On May 3, 1946, the indictments were read at the International Military Tribunal for the Far East. Among the defendants was a gangly, bespectacled, 59-year-old civilian named Shumei Okawa, who happened to be seated directly behind the former prime minister, army Gen. Hideki Tojo.
As the clerk read the indictments, Okawa began squirming in his seat and chirping gibberish.
In his book “A Curious Madness,” author Eric Jaffe describes what happened next: “… as the clerk reached count 22 of the indictment, Okawa rose halfway in his seat. Wearing what some reporters later called a ‘cunning grin,’ he extended his long arm forward with an open palm and slapped the top of Tojo Hideki’s bald head. The startled general … turned back to see [U.S. Army Col. Aubrey] Kenworthy restraining Okawa by his gangly shoulder.”

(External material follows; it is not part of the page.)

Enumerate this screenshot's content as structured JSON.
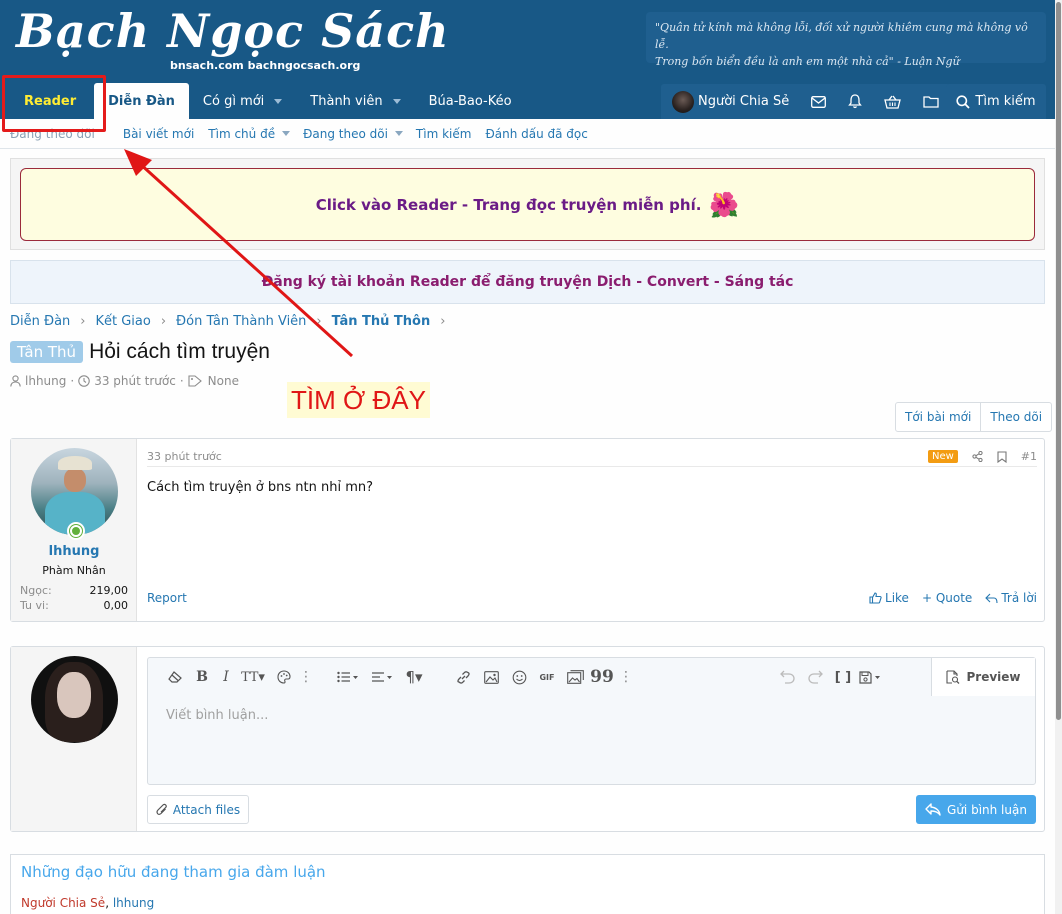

After Okawa slapped Tojo’s head a second time, the court decided the defendant needed a psychiatric assessment to determine his competence to stand trial, and Dr. Daniel Jaffe, a U.S. Army major assigned to the 97th Infantry Division, was summoned. Based on a neurological examination and a Wasserman-Kahn blood test, Jaffe diagnosed Okawa as having advanced syphilis (paresis).
In August, under heavy sedation, Okawa was committed to Matsuzawa Hospital for the Insane in what is now Tokyo’s Setagaya Ward. Although suspicions were raised that he might be malingering, he evaded prosecution. Through a treatment called “malaria therapy,” he recuperated and lived quietly for another decade, during which time he completed the first translation of the Quran into Japanese.

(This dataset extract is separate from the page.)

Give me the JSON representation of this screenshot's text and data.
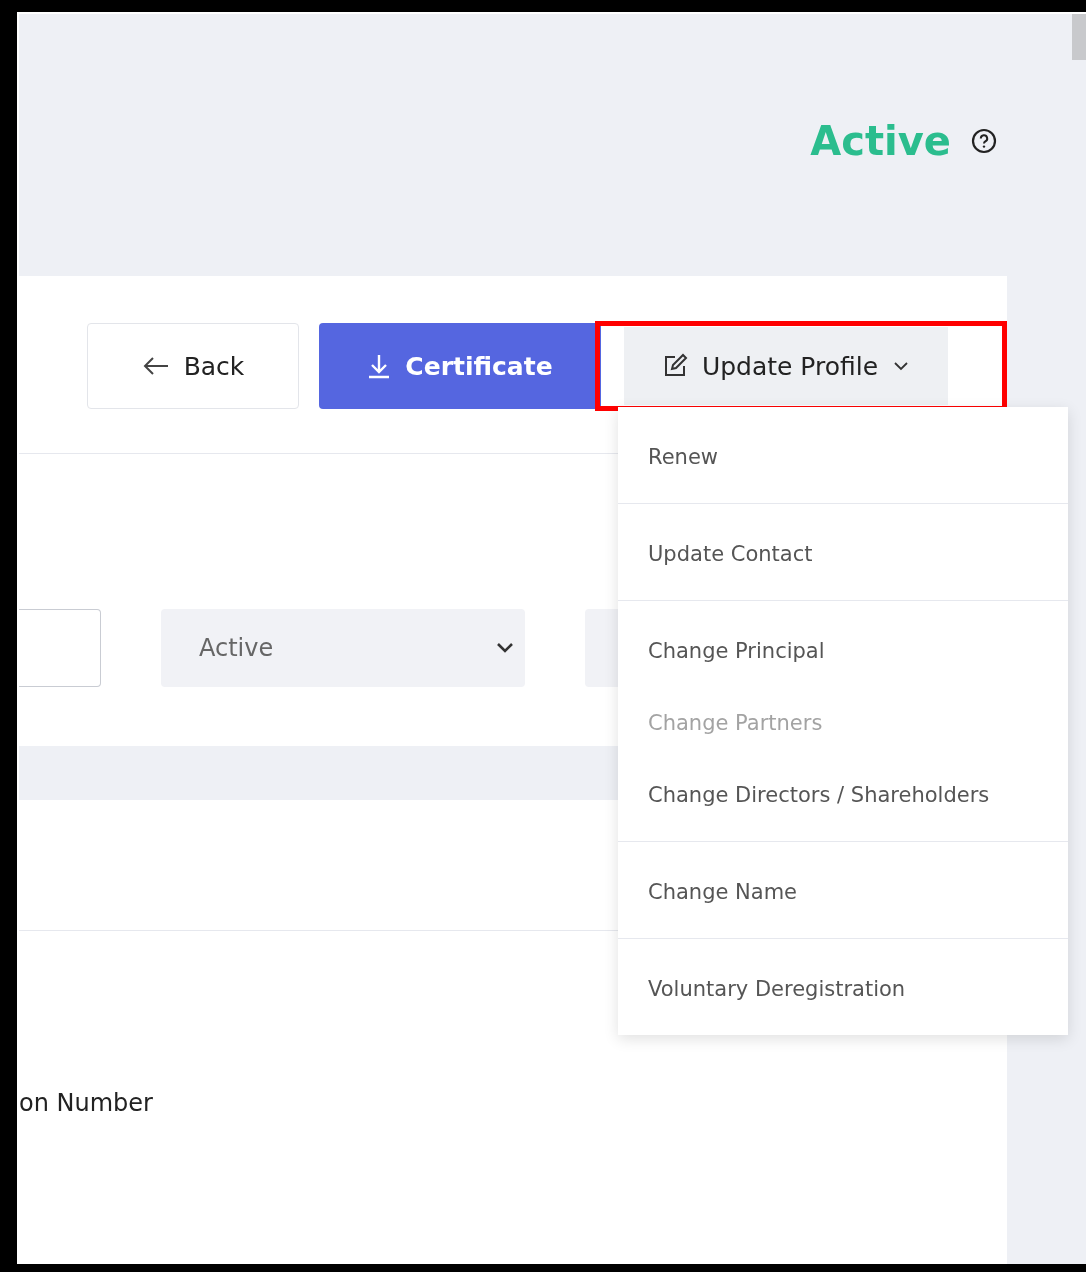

While Dr. Jaffe only spent a few hours examining Okawa, his grandson has done a masterful job of researching the war criminal suspect. Over 250 fascinating pages, “A Curious Madness” performs a valuable service for history buffs by figuratively exhuming Okawa from obscurity. In so doing, the book re-assembles the life and times of a brilliant scholar and prolific writer, who devoted most of his adult life to shaking up his part of the world, and leaving a good part of it in shambles.
As one of the ringleaders crusading for a “Showa Restoration,” Okawa was involved in plotting and instigating the May 15, 1932, uprising that culminated in the assassination of Prime Minister Tsuyoshi Inukai. (British actor Charlie Chaplin, who was visiting Japan at the time, was also targeted by the assassins.)
As the lone Japanese civilian defendant at the Tokyo tribunal, Okawa was viewed as “the brain trust of Japanese militarism,” and described by a prosecuting attorney as “the sparkplug that kept the whole conspiracy alive and going over the whole period covered in the indictment.”
An excerpt from the prosecution’s 22-page dossier on him read, “Long before Tojo and his gang of international outlaws appeared on the scene, Dr. Okawa was busy night and day with his bloody coups and his evil determination for Japan to fulfill its Messianic Mission against an unwilling world.”
“If Okawa had remained on trial,” Jaffe speculates, “he would have been convicted with the others, and very well might have been hanged.”
While Okawa’s brand of ultranationalism never advocated genocide based on race as the Nazis did in Europe, he did make race a central tenet of his ideology; the Pan-Asianism he unflaggingly espoused was used as one justification for Japan’s military expansionism and harnessed as a rationale for oppressing people in the countries Japan occupied.
The international tribunal would probably not have had to consider indicting Okawa at all, if he had not got off so lightly for his involvement in the 1932 coup attempt. Flooded with appeals for clemency, the judges at the time first sentenced him to 15 years imprisonment, which was reduced to seven years on appeal. Influential friends then pulled strings and he was released after only 16 months. As a testimony to his influence and popularity with Japan’s movers and shakers, just nine months after his release from prison he opened a boarding school, the Okawa Juku, to indoctrinate students with his political philosophy. Incredibly, his academy received generous funding and a stipend from the War and Foreign Affairs ministries. Three months before the war’s end, a U.S. air raid reduced the campus to rubble and, by the following spring, Okawa found himself in Sugamo prison, facing indictment as a war criminal — and then came the famous slap.
After successful treatment for his syphilis, Okawa was discharged from the hospital and all but faded into obscurity. Disinclined to reflect on the sufferings and loss of life to which he contributed, however, he obstinately adhered to his discredited philosophy, as do some of his compatriots even today.
Jaffe alternates biographical details of Okawa with the story of his physician grandfather, while including some fascinating nuggets about how U.S. Army physicians developed ways to treat “shell shock” (now referred to as post traumatic stress disorder) and other psychological disorders. For readers who believe the 20th century has been squeezed dry of its secrets, this book is a revelation.
Okawa’s slap and Tojo’s reaction were captured on film and can be viewed at www.britishpathe.com/video/tojo-on-trial/ (the slapping incident can be seen about 30 seconds in).